“If they want to run a foster care agency they ought to be looking after the best interests of the child, not trying to push their religion on the community.

Cardinal George Pell welcomed the decision and said churches must be able to choose who they wanted to use in the provision of services.

Greens MLC Cate Faehrmann said it was high time groups were no longer able to discriminate for religious reasons. 

A spokesman for Opposition Leader Barry O’Farrell said if the matter came before Parliament the Liberal Party would allow a conscience vote.

[Source: Original Article]

 

Categories: Foster Care

Southern Star – "From Diesel and Dolce to PJs and puzzles" by Peter Cross

December 24, 2008 Leave a comment

Last Monday we went to some friends’ place for dinner.

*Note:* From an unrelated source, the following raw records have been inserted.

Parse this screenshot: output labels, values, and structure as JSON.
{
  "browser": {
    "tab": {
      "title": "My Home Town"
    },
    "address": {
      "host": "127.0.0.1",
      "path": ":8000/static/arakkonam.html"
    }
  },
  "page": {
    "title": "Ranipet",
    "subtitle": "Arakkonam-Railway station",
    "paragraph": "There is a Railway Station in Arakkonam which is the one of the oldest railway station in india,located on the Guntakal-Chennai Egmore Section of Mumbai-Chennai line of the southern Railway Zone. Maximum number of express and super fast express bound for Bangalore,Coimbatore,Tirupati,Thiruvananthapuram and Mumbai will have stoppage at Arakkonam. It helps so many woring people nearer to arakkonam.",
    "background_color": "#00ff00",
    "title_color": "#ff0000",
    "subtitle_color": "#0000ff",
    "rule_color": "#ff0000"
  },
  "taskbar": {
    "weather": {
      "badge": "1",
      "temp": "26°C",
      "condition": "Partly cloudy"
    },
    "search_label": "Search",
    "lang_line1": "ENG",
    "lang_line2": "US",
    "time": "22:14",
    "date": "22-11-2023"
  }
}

Normally this isn’t newsworthy but over a year ago Matt and Peter fostered two boys, T and J, brothers in need of love and stability. When they were going through the process we all said, “isn’t that wonderful, what a great thing to do … are they mad!” None of us thought through the implications and responsibilities. I don’t think even Matt and Peter did.

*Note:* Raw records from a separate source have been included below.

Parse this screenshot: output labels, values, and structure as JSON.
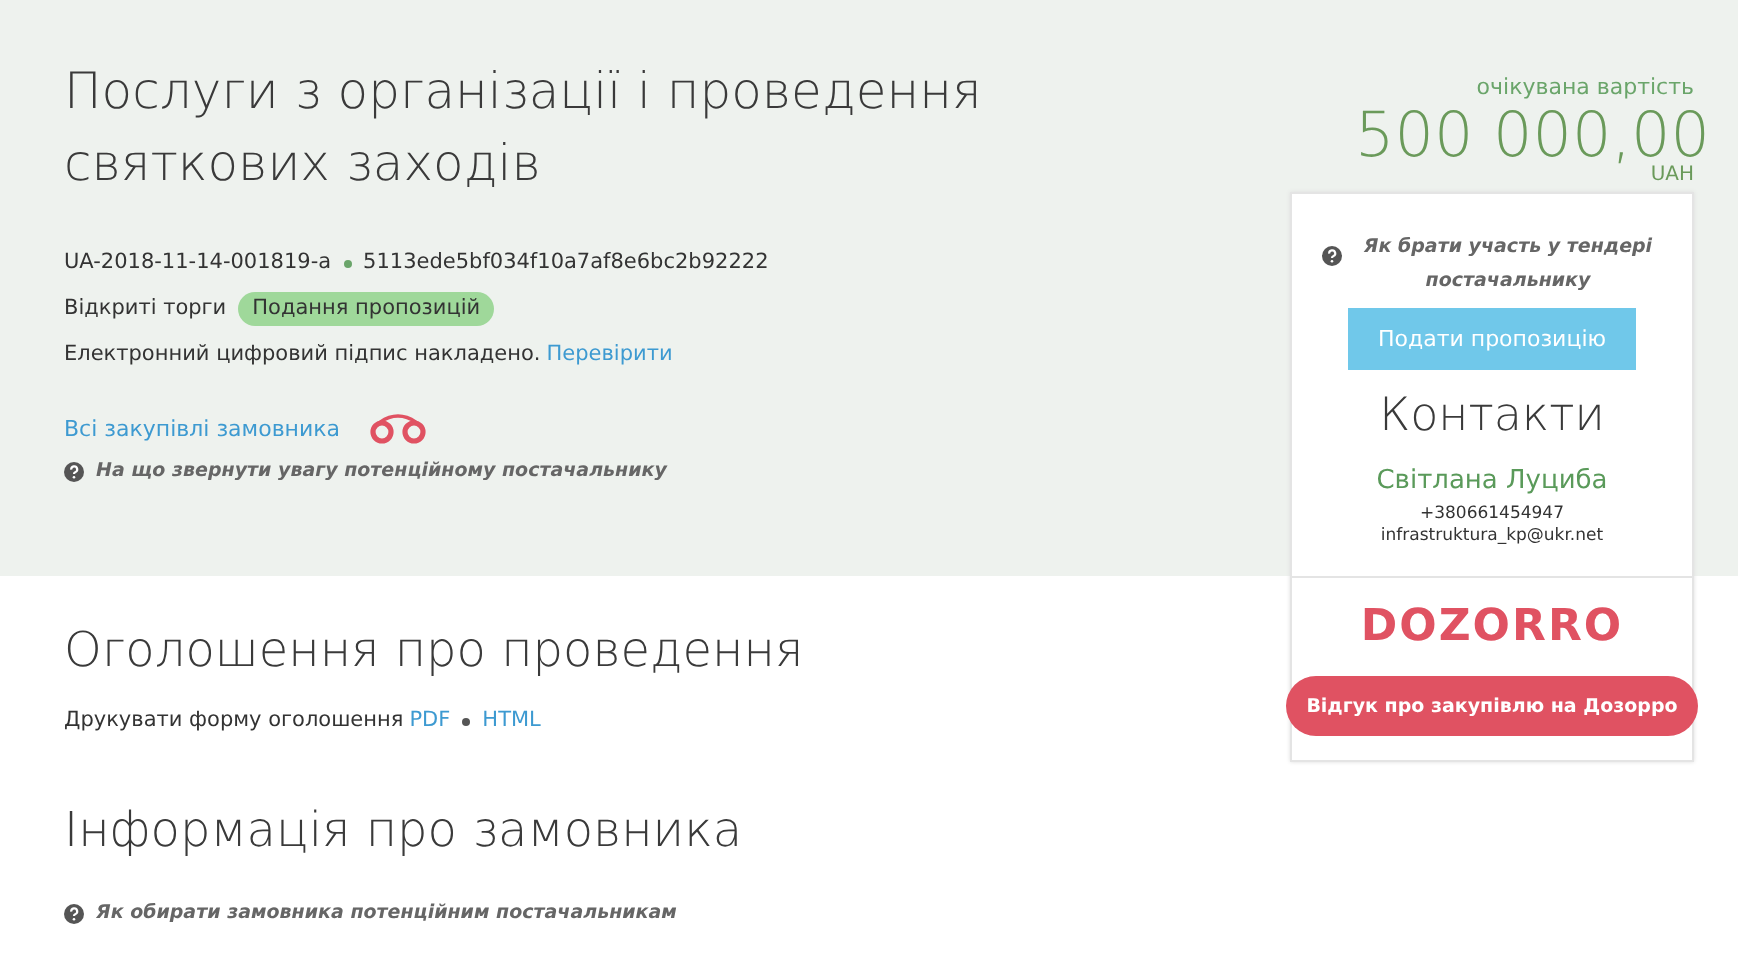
{
  "tender": {
    "title": "Послуги з організації і проведення святкових заходів",
    "id": "UA-2018-11-14-001819-a",
    "hash": "5113ede5bf034f10a7af8e6bc2b92222",
    "procedure": "Відкриті торги",
    "status": "Подання пропозицій",
    "signature": "Електронний цифровий підпис накладено.",
    "signature_link": "Перевірити",
    "buyer_link": "Всі закупівлі замовника",
    "hint": "На що звернути увагу потенційному постачальнику"
  },
  "price": {
    "label": "очікувана вартість",
    "amount": "500 000,00",
    "currency": "UAH"
  },
  "sidebar": {
    "hint": "Як брати участь у тендері постачальнику",
    "submit_button": "Подати пропозицію",
    "contacts_title": "Контакти",
    "contact_name": "Світлана Луциба",
    "phone": "+380661454947",
    "email": "infrastruktura_kp@ukr.net",
    "logo": "DOZORRO",
    "feedback_button": "Відгук про закупівлю на Дозорро"
  },
  "announcement": {
    "title": "Оголошення про проведення",
    "print_label": "Друкувати форму оголошення",
    "links": [
      "PDF",
      "HTML"
    ]
  },
  "buyer_info": {
    "title": "Інформація про замовника",
    "hint": "Як обирати замовника потенційним постачальникам"
  }
}
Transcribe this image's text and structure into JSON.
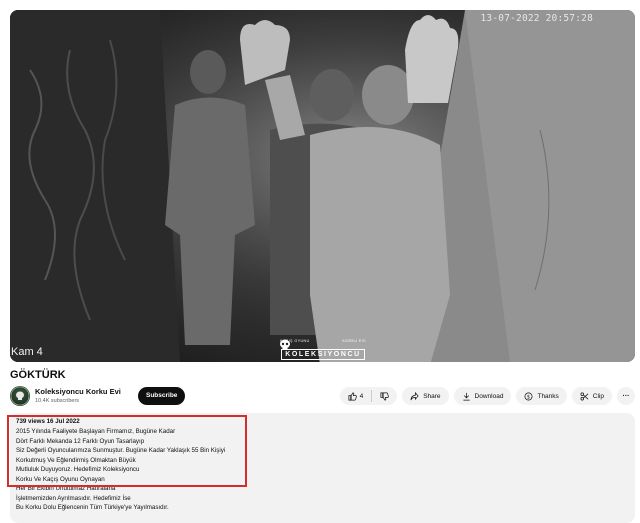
{
  "video": {
    "timestamp": "13-07-2022  20:57:28",
    "camera_label": "Kam 4",
    "watermark_small_left": "KAÇIŞ OYUNU",
    "watermark_small_right": "KORKU EVİ",
    "watermark_brand": "KOLEKSIYONCU"
  },
  "title": "GÖKTÜRK",
  "channel": {
    "name": "Koleksiyoncu Korku Evi",
    "subscribers": "10.4K subscribers",
    "subscribe_label": "Subscribe"
  },
  "actions": {
    "like_count": "4",
    "share_label": "Share",
    "download_label": "Download",
    "thanks_label": "Thanks",
    "clip_label": "Clip",
    "more_label": "···"
  },
  "description": {
    "meta": "739 views  16 Jul 2022",
    "lines": [
      "2015 Yılında Faaliyete Başlayan Firmamız, Bugüne Kadar",
      "Dört Farklı Mekanda 12 Farklı Oyun Tasarlayıp",
      "Siz Değerli Oyuncularımıza Sunmuştur. Bugüne Kadar Yaklaşık 55 Bin Kişiyi",
      "Korkutmuş Ve Eğlendirmiş Olmaktan Büyük",
      "Mutluluk Duyuyoruz. Hedefimiz Koleksiyoncu",
      "Korku Ve Kaçış Oyunu Oynayan",
      "Her Bir Ekibin Unutulmaz Hatıralarla",
      "İşletmemizden Ayrılmasıdır. Hedefimiz İse",
      "Bu Korku Dolu Eğlencenin Tüm Türkiye'ye Yayılmasıdır."
    ]
  },
  "colors": {
    "highlight_border": "#d42d2d",
    "subscribe_bg": "#0f0f0f",
    "pill_bg": "#f2f2f2",
    "desc_bg": "#f2f2f2"
  }
}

We turned up for dinner at their beautifully restored New York-style high ceilinged,inner city apartment. What once was a room of clear surfaces and clean lines was now an obstacle course of puzzles, Bob the Builder, toys and plastic children’s chairs. Flannelette pyjamas versus Abercrombie and Fitch. It’s gone from Sex and the City to Malcolm in the Middle. It feels and smells like a family home now. Dinner was in the oven, two tables were set, one for the boys and one for the “old” boys.

Matt and Peter have taken two brothers, both under ten, who’ve had a tough time of it, and provided them with a safe environment where they are experiencing nurturing and love for possibly the first time in their short lives. This is an act of total selflessness.

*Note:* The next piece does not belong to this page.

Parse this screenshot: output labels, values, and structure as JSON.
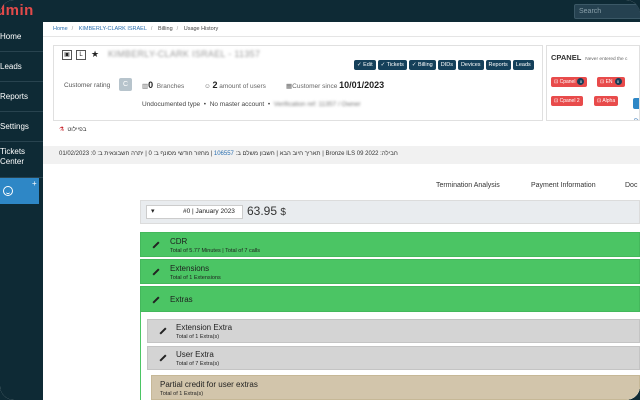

After the boys had been fed and bathed, “Grandpa” Michael read them a bedtime story and when they were safely tucked up in their beds, the adults sat down to dinner. I asked Peter and Matt how they were coping.

Their lives have changed dramatically. Things that were once important are now irrelevant. No more smart restaurants and opening nights — now it’s soccer practice and parent-teacher meetings. Lazy Sunday mornings reading the paper in bed are a fond memory when you have two Energiser bunnies waking up at dawn and wanting to rumble. The boys don’t know the meaning of downtime.

None of it’s easy. It’s a constant twenty-four hour seven day a week focus. It’s made Matt and Peter a much stronger couple who talk and more importantly, listen to each other. They have a common purpose outside of themselves, something much bigger than their own needs.

I cannot imagine where they have found the resources to achieve what they have. There’s been no nine-month pregnancy preparation. The boys landed fully formed and damaged in their laps. There have been hard times when it has seemed overwhelming. Peter travels a lot for work and T and J have not been easy. As Matt said one night, “Mommy Dearest only tells one side of the story”. He was joking but I think at that stage he was lost in the enormity of this force that has taken over his life. And yet both of them have maintained and grown their own careers.

The boys’ lives have changed dramatically as well, from abuse and anger to love and compassion. They had been shunted from one home to another. Now at last they have stability.

There is a photo of J pinned to a once-pristine beam of hardwood in the lounge room; it shows a clear-eyed, open-faced soulful child staring straight into the lens of the camera. There is no artifice, no agenda and no lie in his eyes as he stares back at you. The photo was taken on one of the first days when J felt safe enough to again look anyone directly in the face. He was so used to seeing anger, judgement and threat, now he saw love and security. It’s one of the most moving pictures that I’ve ever seen.

The change in all four of these “boys” is enormous.

Matt and Peter don’t expect or seek approval for what they are doing. I know how embarrassed they will be when they read this. They don’t think of reward or recognition. They do it because they can’t not do it. They all have grown in so many ways not only as individuals but as a couple and as a family. They are still Peter and Matt but … more.

Now that’s a Christmas.

[Link: Original Article]

Categories: Foster Care